■ Task brief
Below are some entries. Output each one exactly as it appears.

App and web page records
==========
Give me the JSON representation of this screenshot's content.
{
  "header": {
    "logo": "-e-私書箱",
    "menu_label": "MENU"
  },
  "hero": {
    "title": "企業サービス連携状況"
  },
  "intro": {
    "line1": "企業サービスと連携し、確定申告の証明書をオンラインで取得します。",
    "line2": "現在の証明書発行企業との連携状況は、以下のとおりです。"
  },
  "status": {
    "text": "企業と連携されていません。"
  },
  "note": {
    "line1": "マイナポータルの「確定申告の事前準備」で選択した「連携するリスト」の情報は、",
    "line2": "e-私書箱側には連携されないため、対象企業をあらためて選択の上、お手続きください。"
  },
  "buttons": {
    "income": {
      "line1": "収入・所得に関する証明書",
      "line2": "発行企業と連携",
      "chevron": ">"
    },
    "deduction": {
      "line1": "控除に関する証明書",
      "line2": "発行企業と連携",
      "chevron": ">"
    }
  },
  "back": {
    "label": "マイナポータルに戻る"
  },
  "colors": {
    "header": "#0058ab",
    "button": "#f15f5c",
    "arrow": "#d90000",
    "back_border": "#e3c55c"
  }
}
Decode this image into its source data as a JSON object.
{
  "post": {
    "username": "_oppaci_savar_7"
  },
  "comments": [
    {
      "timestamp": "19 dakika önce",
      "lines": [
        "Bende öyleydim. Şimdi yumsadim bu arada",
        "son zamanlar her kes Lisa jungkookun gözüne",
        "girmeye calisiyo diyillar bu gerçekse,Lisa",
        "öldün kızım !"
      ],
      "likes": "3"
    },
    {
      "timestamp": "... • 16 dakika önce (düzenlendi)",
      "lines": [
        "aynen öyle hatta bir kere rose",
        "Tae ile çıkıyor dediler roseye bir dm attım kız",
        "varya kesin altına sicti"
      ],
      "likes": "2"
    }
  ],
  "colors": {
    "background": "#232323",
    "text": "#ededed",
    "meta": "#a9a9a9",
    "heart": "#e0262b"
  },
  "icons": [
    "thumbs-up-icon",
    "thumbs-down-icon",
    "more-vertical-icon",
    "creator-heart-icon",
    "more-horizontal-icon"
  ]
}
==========
■ Solution to this exercise
Give me the JSON representation of this screenshot's content.
{
  "header": {
    "logo": "-e-私書箱",
    "menu_label": "MENU"
  },
  "hero": {
    "title": "企業サービス連携状況"
  },
  "intro": {
    "line1": "企業サービスと連携し、確定申告の証明書をオンラインで取得します。",
    "line2": "現在の証明書発行企業との連携状況は、以下のとおりです。"
  },
  "status": {
    "text": "企業と連携されていません。"
  },
  "note": {
    "line1": "マイナポータルの「確定申告の事前準備」で選択した「連携するリスト」の情報は、",
    "line2": "e-私書箱側には連携されないため、対象企業をあらためて選択の上、お手続きください。"
  },
  "buttons": {
    "income": {
      "line1": "収入・所得に関する証明書",
      "line2": "発行企業と連携",
      "chevron": ">"
    },
    "deduction": {
      "line1": "控除に関する証明書",
      "line2": "発行企業と連携",
      "chevron": ">"
    }
  },
  "back": {
    "label": "マイナポータルに戻る"
  },
  "colors": {
    "header": "#0058ab",
    "button": "#f15f5c",
    "arrow": "#d90000",
    "back_border": "#e3c55c"
  }
}
Decode this image into its source data as a JSON object.
{
  "post": {
    "username": "_oppaci_savar_7"
  },
  "comments": [
    {
      "timestamp": "19 dakika önce",
      "lines": [
        "Bende öyleydim. Şimdi yumsadim bu arada",
        "son zamanlar her kes Lisa jungkookun gözüne",
        "girmeye calisiyo diyillar bu gerçekse,Lisa",
        "öldün kızım !"
      ],
      "likes": "3"
    },
    {
      "timestamp": "... • 16 dakika önce (düzenlendi)",
      "lines": [
        "aynen öyle hatta bir kere rose",
        "Tae ile çıkıyor dediler roseye bir dm attım kız",
        "varya kesin altına sicti"
      ],
      "likes": "2"
    }
  ],
  "colors": {
    "background": "#232323",
    "text": "#ededed",
    "meta": "#a9a9a9",
    "heart": "#e0262b"
  },
  "icons": [
    "thumbs-up-icon",
    "thumbs-down-icon",
    "more-vertical-icon",
    "creator-heart-icon",
    "more-horizontal-icon"
  ]
}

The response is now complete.